**Data supplied:**
━━━━

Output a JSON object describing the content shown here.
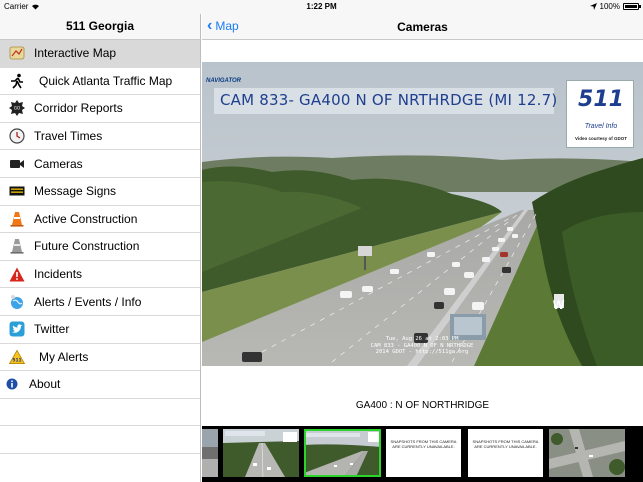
{
  "status_bar": {
    "carrier": "Carrier",
    "time": "1:22 PM",
    "battery": "100%",
    "battery_level": 1.0
  },
  "sidebar": {
    "title": "511 Georgia",
    "items": [
      {
        "label": "Interactive Map",
        "icon": "map-icon",
        "selected": true
      },
      {
        "label": "Quick Atlanta Traffic Map",
        "icon": "runner-icon"
      },
      {
        "label": "Corridor Reports",
        "icon": "report-badge-icon"
      },
      {
        "label": "Travel Times",
        "icon": "clock-icon"
      },
      {
        "label": "Cameras",
        "icon": "video-camera-icon"
      },
      {
        "label": "Message Signs",
        "icon": "message-sign-icon"
      },
      {
        "label": "Active Construction",
        "icon": "orange-cone-icon"
      },
      {
        "label": "Future Construction",
        "icon": "gray-cone-icon"
      },
      {
        "label": "Incidents",
        "icon": "warning-icon"
      },
      {
        "label": "Alerts / Events / Info",
        "icon": "globe-icon"
      },
      {
        "label": "Twitter",
        "icon": "twitter-icon"
      },
      {
        "label": "My Alerts",
        "icon": "511-badge-icon"
      },
      {
        "label": "About",
        "icon": "info-icon"
      }
    ]
  },
  "detail": {
    "back_label": "Map",
    "title": "Cameras",
    "camera": {
      "overlay_title": "CAM 833- GA400 N OF NRTHRDGE (MI 12.7)",
      "brand": "NAVIGATOR",
      "logo_number": "511",
      "logo_sub": "Travel Info",
      "logo_credit": "Video courtesy of GDOT",
      "timestamp_line1": "Tue, Aug 26 at 2:03 PM",
      "timestamp_line2": "CAM 833 - GA400 N OF N NRTHRDGE",
      "timestamp_line3": "2014 GDOT - http://511ga.org",
      "sign_letter": "W"
    },
    "caption": "GA400 : N OF NORTHRIDGE",
    "thumbnails": [
      {
        "type": "image"
      },
      {
        "type": "image"
      },
      {
        "type": "image",
        "selected": true
      },
      {
        "type": "text",
        "text": "SNAPSHOTS FROM THIS CAMERA ARE CURRENTLY UNAVAILABLE."
      },
      {
        "type": "text",
        "text": "SNAPSHOTS FROM THIS CAMERA ARE CURRENTLY UNAVAILABLE."
      },
      {
        "type": "image"
      }
    ]
  },
  "colors": {
    "accent": "#1a7cf5",
    "selected_row": "#d9d9d9",
    "selected_thumb": "#2bd32b",
    "bar_bg": "#f7f7f7"
  }
}
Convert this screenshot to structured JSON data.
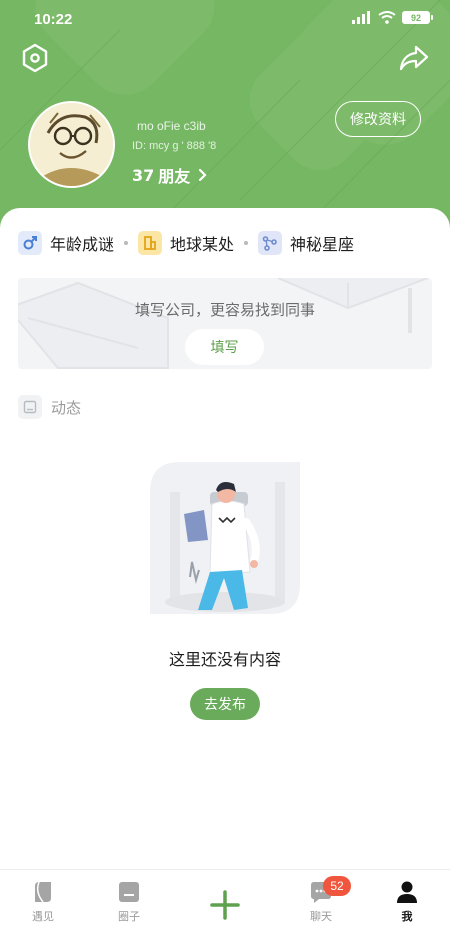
{
  "status_bar": {
    "time": "10:22",
    "battery": "92"
  },
  "profile": {
    "username": "mo  oFie c3ib",
    "user_id": "ID: mcy         g  ' 888  '8",
    "friends_count": "37",
    "friends_label": "朋友",
    "edit_label": "修改资料"
  },
  "tags": [
    {
      "label": "年龄成谜",
      "icon": "male-icon",
      "color": "#4a7fd6"
    },
    {
      "label": "地球某处",
      "icon": "building-icon",
      "color": "#f0b529"
    },
    {
      "label": "神秘星座",
      "icon": "constellation-icon",
      "color": "#6f8ccf"
    }
  ],
  "company_banner": {
    "text": "填写公司，更容易找到同事",
    "button": "填写"
  },
  "moments": {
    "label": "动态"
  },
  "empty_state": {
    "text": "这里还没有内容",
    "button": "去发布"
  },
  "bottom_nav": {
    "items": [
      {
        "label": "遇见",
        "icon": "meet-icon"
      },
      {
        "label": "圈子",
        "icon": "circle-icon"
      },
      {
        "label": "",
        "icon": "plus-icon"
      },
      {
        "label": "聊天",
        "icon": "chat-icon",
        "badge": "52"
      },
      {
        "label": "我",
        "icon": "profile-icon",
        "active": true
      }
    ]
  },
  "colors": {
    "brand_green": "#76b764",
    "button_green": "#6aaa5b",
    "badge_red": "#f0553d"
  }
}
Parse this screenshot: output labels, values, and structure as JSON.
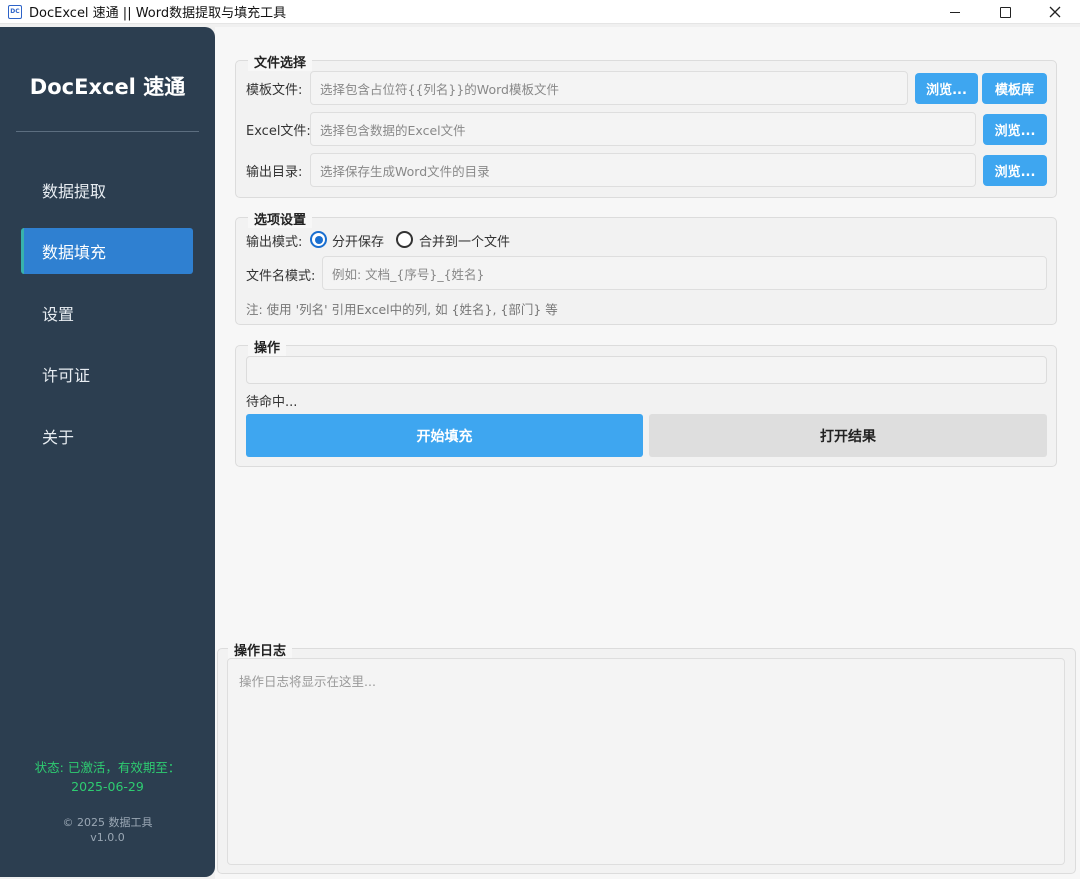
{
  "window": {
    "title": "DocExcel 速通 || Word数据提取与填充工具",
    "icon_text": "DC"
  },
  "sidebar": {
    "brand": "DocExcel 速通",
    "items": [
      {
        "label": "数据提取",
        "active": false
      },
      {
        "label": "数据填充",
        "active": true
      },
      {
        "label": "设置",
        "active": false
      },
      {
        "label": "许可证",
        "active": false
      },
      {
        "label": "关于",
        "active": false
      }
    ],
    "status_line1": "状态: 已激活，有效期至：",
    "status_line2": "2025-06-29",
    "copyright": "© 2025 数据工具",
    "version": "v1.0.0"
  },
  "file_select": {
    "title": "文件选择",
    "template_label": "模板文件:",
    "template_placeholder": "选择包含占位符{{列名}}的Word模板文件",
    "excel_label": "Excel文件:",
    "excel_placeholder": "选择包含数据的Excel文件",
    "output_label": "输出目录:",
    "output_placeholder": "选择保存生成Word文件的目录",
    "browse_label": "浏览...",
    "template_lib_label": "模板库"
  },
  "options": {
    "title": "选项设置",
    "output_mode_label": "输出模式:",
    "mode_separate": "分开保存",
    "mode_merge": "合并到一个文件",
    "selected_mode": "分开保存",
    "filename_label": "文件名模式:",
    "filename_placeholder": "例如: 文档_{序号}_{姓名}",
    "note": "注: 使用 '列名' 引用Excel中的列, 如 {姓名}, {部门} 等"
  },
  "actions": {
    "title": "操作",
    "progress": 0,
    "status": "待命中...",
    "start_label": "开始填充",
    "open_label": "打开结果"
  },
  "log": {
    "title": "操作日志",
    "placeholder": "操作日志将显示在这里..."
  },
  "colors": {
    "sidebar_bg": "#2c3e50",
    "active_nav": "#2f80d1",
    "accent_blue": "#3ea6f0",
    "status_green": "#2ecc71"
  }
}
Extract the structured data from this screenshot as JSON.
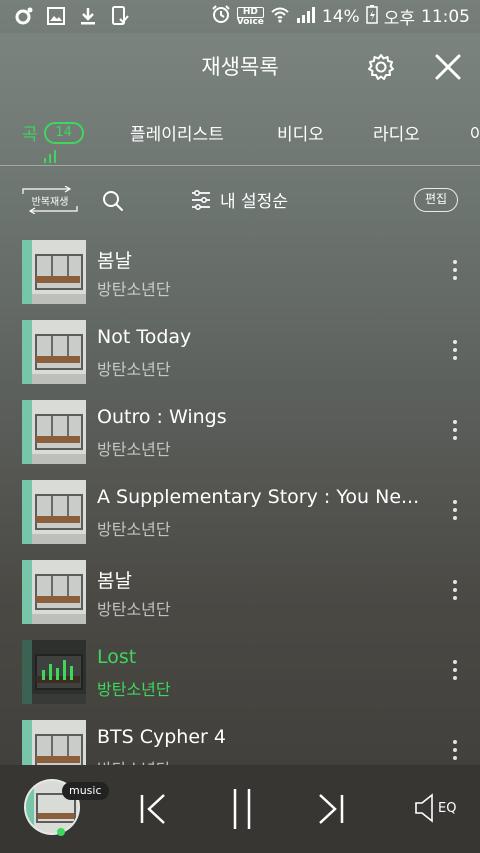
{
  "statusbar": {
    "battery": "14%",
    "ampm": "오후",
    "time": "11:05",
    "hd_label": "HD",
    "voice_label": "Voice"
  },
  "header": {
    "title": "재생목록"
  },
  "tabs": [
    {
      "label": "곡",
      "count": "14",
      "active": true
    },
    {
      "label": "플레이리스트"
    },
    {
      "label": "비디오"
    },
    {
      "label": "라디오"
    },
    {
      "label": "아"
    }
  ],
  "toolbar": {
    "repeat_label": "반복재생",
    "sort_label": "내 설정순",
    "edit_label": "편집"
  },
  "songs": [
    {
      "title": "봄날",
      "artist": "방탄소년단"
    },
    {
      "title": "Not Today",
      "artist": "방탄소년단"
    },
    {
      "title": "Outro : Wings",
      "artist": "방탄소년단"
    },
    {
      "title": "A Supplementary Story : You Ne...",
      "artist": "방탄소년단"
    },
    {
      "title": "봄날",
      "artist": "방탄소년단"
    },
    {
      "title": "Lost",
      "artist": "방탄소년단",
      "playing": true
    },
    {
      "title": "BTS Cypher 4",
      "artist": "방탄소년단"
    }
  ],
  "player": {
    "tag": "music",
    "eq_label": "EQ"
  },
  "colors": {
    "accent": "#3ed65c"
  }
}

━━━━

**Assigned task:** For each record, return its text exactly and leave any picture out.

**Answer section:**
Output a JSON object describing the content shown here.
{
  "status_bar": {
    "carrier": "Carrier",
    "time": "1:22 PM",
    "battery": "100%",
    "battery_level": 1.0
  },
  "sidebar": {
    "title": "511 Georgia",
    "items": [
      {
        "label": "Interactive Map",
        "icon": "map-icon",
        "selected": true
      },
      {
        "label": "Quick Atlanta Traffic Map",
        "icon": "runner-icon"
      },
      {
        "label": "Corridor Reports",
        "icon": "report-badge-icon"
      },
      {
        "label": "Travel Times",
        "icon": "clock-icon"
      },
      {
        "label": "Cameras",
        "icon": "video-camera-icon"
      },
      {
        "label": "Message Signs",
        "icon": "message-sign-icon"
      },
      {
        "label": "Active Construction",
        "icon": "orange-cone-icon"
      },
      {
        "label": "Future Construction",
        "icon": "gray-cone-icon"
      },
      {
        "label": "Incidents",
        "icon": "warning-icon"
      },
      {
        "label": "Alerts / Events / Info",
        "icon": "globe-icon"
      },
      {
        "label": "Twitter",
        "icon": "twitter-icon"
      },
      {
        "label": "My Alerts",
        "icon": "511-badge-icon"
      },
      {
        "label": "About",
        "icon": "info-icon"
      }
    ]
  },
  "detail": {
    "back_label": "Map",
    "title": "Cameras",
    "camera": {
      "overlay_title": "CAM 833- GA400 N OF NRTHRDGE (MI 12.7)",
      "brand": "NAVIGATOR",
      "logo_number": "511",
      "logo_sub": "Travel Info",
      "logo_credit": "Video courtesy of GDOT",
      "timestamp_line1": "Tue, Aug 26 at 2:03 PM",
      "timestamp_line2": "CAM 833 - GA400 N OF N NRTHRDGE",
      "timestamp_line3": "2014 GDOT - http://511ga.org",
      "sign_letter": "W"
    },
    "caption": "GA400 : N OF NORTHRIDGE",
    "thumbnails": [
      {
        "type": "image"
      },
      {
        "type": "image"
      },
      {
        "type": "image",
        "selected": true
      },
      {
        "type": "text",
        "text": "SNAPSHOTS FROM THIS CAMERA ARE CURRENTLY UNAVAILABLE."
      },
      {
        "type": "text",
        "text": "SNAPSHOTS FROM THIS CAMERA ARE CURRENTLY UNAVAILABLE."
      },
      {
        "type": "image"
      }
    ]
  },
  "colors": {
    "accent": "#1a7cf5",
    "selected_row": "#d9d9d9",
    "selected_thumb": "#2bd32b",
    "bar_bg": "#f7f7f7"
  }
}
Convert this screenshot to structured JSON data.
{
  "status_bar": {
    "time": "10:22",
    "battery": "92"
  },
  "profile": {
    "username": "mo  oFie c3ib",
    "user_id": "ID: mcy         g  ' 888  '8",
    "friends_count": "37",
    "friends_label": "朋友",
    "edit_label": "修改资料"
  },
  "tags": [
    {
      "label": "年龄成谜",
      "icon": "male-icon",
      "color": "#4a7fd6"
    },
    {
      "label": "地球某处",
      "icon": "building-icon",
      "color": "#f0b529"
    },
    {
      "label": "神秘星座",
      "icon": "constellation-icon",
      "color": "#6f8ccf"
    }
  ],
  "company_banner": {
    "text": "填写公司，更容易找到同事",
    "button": "填写"
  },
  "moments": {
    "label": "动态"
  },
  "empty_state": {
    "text": "这里还没有内容",
    "button": "去发布"
  },
  "bottom_nav": {
    "items": [
      {
        "label": "遇见",
        "icon": "meet-icon"
      },
      {
        "label": "圈子",
        "icon": "circle-icon"
      },
      {
        "label": "",
        "icon": "plus-icon"
      },
      {
        "label": "聊天",
        "icon": "chat-icon",
        "badge": "52"
      },
      {
        "label": "我",
        "icon": "profile-icon",
        "active": true
      }
    ]
  },
  "colors": {
    "brand_green": "#76b764",
    "button_green": "#6aaa5b",
    "badge_red": "#f0553d"
  }
}
Parse this screenshot: output labels, values, and structure as JSON.
{
  "window": {
    "title": "DocExcel 速通 || Word数据提取与填充工具",
    "icon_text": "DC"
  },
  "sidebar": {
    "brand": "DocExcel 速通",
    "items": [
      {
        "label": "数据提取",
        "active": false
      },
      {
        "label": "数据填充",
        "active": true
      },
      {
        "label": "设置",
        "active": false
      },
      {
        "label": "许可证",
        "active": false
      },
      {
        "label": "关于",
        "active": false
      }
    ],
    "status_line1": "状态: 已激活，有效期至：",
    "status_line2": "2025-06-29",
    "copyright": "© 2025 数据工具",
    "version": "v1.0.0"
  },
  "file_select": {
    "title": "文件选择",
    "template_label": "模板文件:",
    "template_placeholder": "选择包含占位符{{列名}}的Word模板文件",
    "excel_label": "Excel文件:",
    "excel_placeholder": "选择包含数据的Excel文件",
    "output_label": "输出目录:",
    "output_placeholder": "选择保存生成Word文件的目录",
    "browse_label": "浏览...",
    "template_lib_label": "模板库"
  },
  "options": {
    "title": "选项设置",
    "output_mode_label": "输出模式:",
    "mode_separate": "分开保存",
    "mode_merge": "合并到一个文件",
    "selected_mode": "分开保存",
    "filename_label": "文件名模式:",
    "filename_placeholder": "例如: 文档_{序号}_{姓名}",
    "note": "注: 使用 '列名' 引用Excel中的列, 如 {姓名}, {部门} 等"
  },
  "actions": {
    "title": "操作",
    "progress": 0,
    "status": "待命中...",
    "start_label": "开始填充",
    "open_label": "打开结果"
  },
  "log": {
    "title": "操作日志",
    "placeholder": "操作日志将显示在这里..."
  },
  "colors": {
    "sidebar_bg": "#2c3e50",
    "active_nav": "#2f80d1",
    "accent_blue": "#3ea6f0",
    "status_green": "#2ecc71"
  }
}
Extract the structured data from this screenshot as JSON.
{
  "statusbar": {
    "battery": "14%",
    "ampm": "오후",
    "time": "11:05",
    "hd_label": "HD",
    "voice_label": "Voice"
  },
  "header": {
    "title": "재생목록"
  },
  "tabs": [
    {
      "label": "곡",
      "count": "14",
      "active": true
    },
    {
      "label": "플레이리스트"
    },
    {
      "label": "비디오"
    },
    {
      "label": "라디오"
    },
    {
      "label": "아"
    }
  ],
  "toolbar": {
    "repeat_label": "반복재생",
    "sort_label": "내 설정순",
    "edit_label": "편집"
  },
  "songs": [
    {
      "title": "봄날",
      "artist": "방탄소년단"
    },
    {
      "title": "Not Today",
      "artist": "방탄소년단"
    },
    {
      "title": "Outro : Wings",
      "artist": "방탄소년단"
    },
    {
      "title": "A Supplementary Story : You Ne...",
      "artist": "방탄소년단"
    },
    {
      "title": "봄날",
      "artist": "방탄소년단"
    },
    {
      "title": "Lost",
      "artist": "방탄소년단",
      "playing": true
    },
    {
      "title": "BTS Cypher 4",
      "artist": "방탄소년단"
    }
  ],
  "player": {
    "tag": "music",
    "eq_label": "EQ"
  },
  "colors": {
    "accent": "#3ed65c"
  }
}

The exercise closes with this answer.